Marc Lefkowitz | 11/14/08 @ 11:47am
Joe Kovach set out to gross $90,000 per acre on his small farm plots of mixed fruits and vegetables. So far, the 'polyculture' micro-farm of this Ohio State University scientist has achieved exactly that.
Lately, urban agriculture has captured the imagination of those seeking the next cottage industry for cities like Cleveland. Polyculture farming is cost effective and more productive when animals live right where the food is grown (they produce free, carbon-less fertilizer not to mention eggs), food author Michael Pollan told a crowd at Oberlin recently.
Tomorrow, the Cleveland Planning Commission will consider the future of farming and a way to break our dependence on foreign oil.

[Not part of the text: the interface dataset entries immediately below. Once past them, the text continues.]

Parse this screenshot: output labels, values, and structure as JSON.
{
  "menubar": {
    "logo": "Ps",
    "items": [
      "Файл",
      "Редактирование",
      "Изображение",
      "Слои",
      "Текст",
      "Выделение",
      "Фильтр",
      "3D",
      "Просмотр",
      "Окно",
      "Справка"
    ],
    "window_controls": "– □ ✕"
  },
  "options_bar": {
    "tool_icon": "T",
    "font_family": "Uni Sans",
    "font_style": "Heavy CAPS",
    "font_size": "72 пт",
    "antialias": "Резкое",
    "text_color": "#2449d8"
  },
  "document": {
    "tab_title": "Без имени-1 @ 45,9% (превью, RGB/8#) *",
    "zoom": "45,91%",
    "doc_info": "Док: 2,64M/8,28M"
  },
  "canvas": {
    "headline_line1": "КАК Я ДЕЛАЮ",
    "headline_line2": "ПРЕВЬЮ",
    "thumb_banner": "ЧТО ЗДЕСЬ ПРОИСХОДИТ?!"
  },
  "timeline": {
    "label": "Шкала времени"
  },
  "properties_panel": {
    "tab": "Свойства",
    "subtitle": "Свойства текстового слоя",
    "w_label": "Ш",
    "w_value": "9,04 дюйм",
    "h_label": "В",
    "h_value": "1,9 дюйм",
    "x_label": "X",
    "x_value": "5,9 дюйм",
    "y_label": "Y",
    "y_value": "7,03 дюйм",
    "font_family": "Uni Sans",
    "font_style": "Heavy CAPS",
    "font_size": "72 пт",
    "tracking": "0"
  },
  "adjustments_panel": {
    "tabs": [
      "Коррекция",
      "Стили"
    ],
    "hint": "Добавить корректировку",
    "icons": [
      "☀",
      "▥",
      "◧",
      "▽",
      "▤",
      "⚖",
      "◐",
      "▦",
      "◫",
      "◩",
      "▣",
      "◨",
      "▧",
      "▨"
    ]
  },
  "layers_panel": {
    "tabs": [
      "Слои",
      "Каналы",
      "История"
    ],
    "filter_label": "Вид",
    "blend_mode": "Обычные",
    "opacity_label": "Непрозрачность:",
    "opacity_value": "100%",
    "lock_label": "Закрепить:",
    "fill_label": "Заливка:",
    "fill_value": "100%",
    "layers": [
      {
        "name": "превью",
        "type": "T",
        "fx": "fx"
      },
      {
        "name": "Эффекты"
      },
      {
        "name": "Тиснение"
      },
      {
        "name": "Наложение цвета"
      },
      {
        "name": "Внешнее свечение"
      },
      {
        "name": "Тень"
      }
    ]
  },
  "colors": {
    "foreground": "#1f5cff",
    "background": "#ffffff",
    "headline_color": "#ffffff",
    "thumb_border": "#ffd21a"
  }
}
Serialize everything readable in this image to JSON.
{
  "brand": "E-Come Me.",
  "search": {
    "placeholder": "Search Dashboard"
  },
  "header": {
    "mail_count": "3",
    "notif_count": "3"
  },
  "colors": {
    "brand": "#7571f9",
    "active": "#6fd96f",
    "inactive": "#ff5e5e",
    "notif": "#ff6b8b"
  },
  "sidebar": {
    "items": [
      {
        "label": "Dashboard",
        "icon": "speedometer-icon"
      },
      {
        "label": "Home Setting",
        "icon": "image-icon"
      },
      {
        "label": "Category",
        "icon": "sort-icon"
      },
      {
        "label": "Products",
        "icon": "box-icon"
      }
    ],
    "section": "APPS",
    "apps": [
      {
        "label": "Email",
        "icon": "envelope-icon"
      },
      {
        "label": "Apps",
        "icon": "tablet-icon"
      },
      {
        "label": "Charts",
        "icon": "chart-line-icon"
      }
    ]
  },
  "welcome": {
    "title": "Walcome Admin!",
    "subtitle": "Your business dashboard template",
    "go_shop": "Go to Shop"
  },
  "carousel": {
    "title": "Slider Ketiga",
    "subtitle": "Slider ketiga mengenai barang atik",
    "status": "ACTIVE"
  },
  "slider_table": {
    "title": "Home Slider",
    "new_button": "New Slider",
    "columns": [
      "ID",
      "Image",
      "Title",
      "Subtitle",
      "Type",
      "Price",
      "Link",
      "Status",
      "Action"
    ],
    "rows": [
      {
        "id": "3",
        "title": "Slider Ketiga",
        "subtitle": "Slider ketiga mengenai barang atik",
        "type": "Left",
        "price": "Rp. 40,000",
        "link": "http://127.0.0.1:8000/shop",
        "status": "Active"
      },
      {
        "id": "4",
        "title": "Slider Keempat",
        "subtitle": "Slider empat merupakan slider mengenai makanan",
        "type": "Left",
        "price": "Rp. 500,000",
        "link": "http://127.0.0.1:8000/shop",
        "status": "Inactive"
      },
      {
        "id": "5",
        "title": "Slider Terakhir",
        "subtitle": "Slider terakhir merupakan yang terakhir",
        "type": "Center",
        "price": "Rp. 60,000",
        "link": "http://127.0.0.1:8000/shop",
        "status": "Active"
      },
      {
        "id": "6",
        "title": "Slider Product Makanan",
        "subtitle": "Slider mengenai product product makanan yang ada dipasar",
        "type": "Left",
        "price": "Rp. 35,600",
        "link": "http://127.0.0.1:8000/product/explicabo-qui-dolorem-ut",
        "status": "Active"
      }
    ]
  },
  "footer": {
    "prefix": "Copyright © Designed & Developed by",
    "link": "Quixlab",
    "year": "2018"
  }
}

At a special meeting starting at 9 a.m., an ordinance relating to small livestock, primarily bees and chickens, will be discussed (it needs Planning and Council approval). Show your support for urban agriculture by attending the meeting.
Update: The Planning Commission unanimously passed the chickens and bees ordinance this morning (next step: City Council). Check back later this afternoon for a review of the meeting.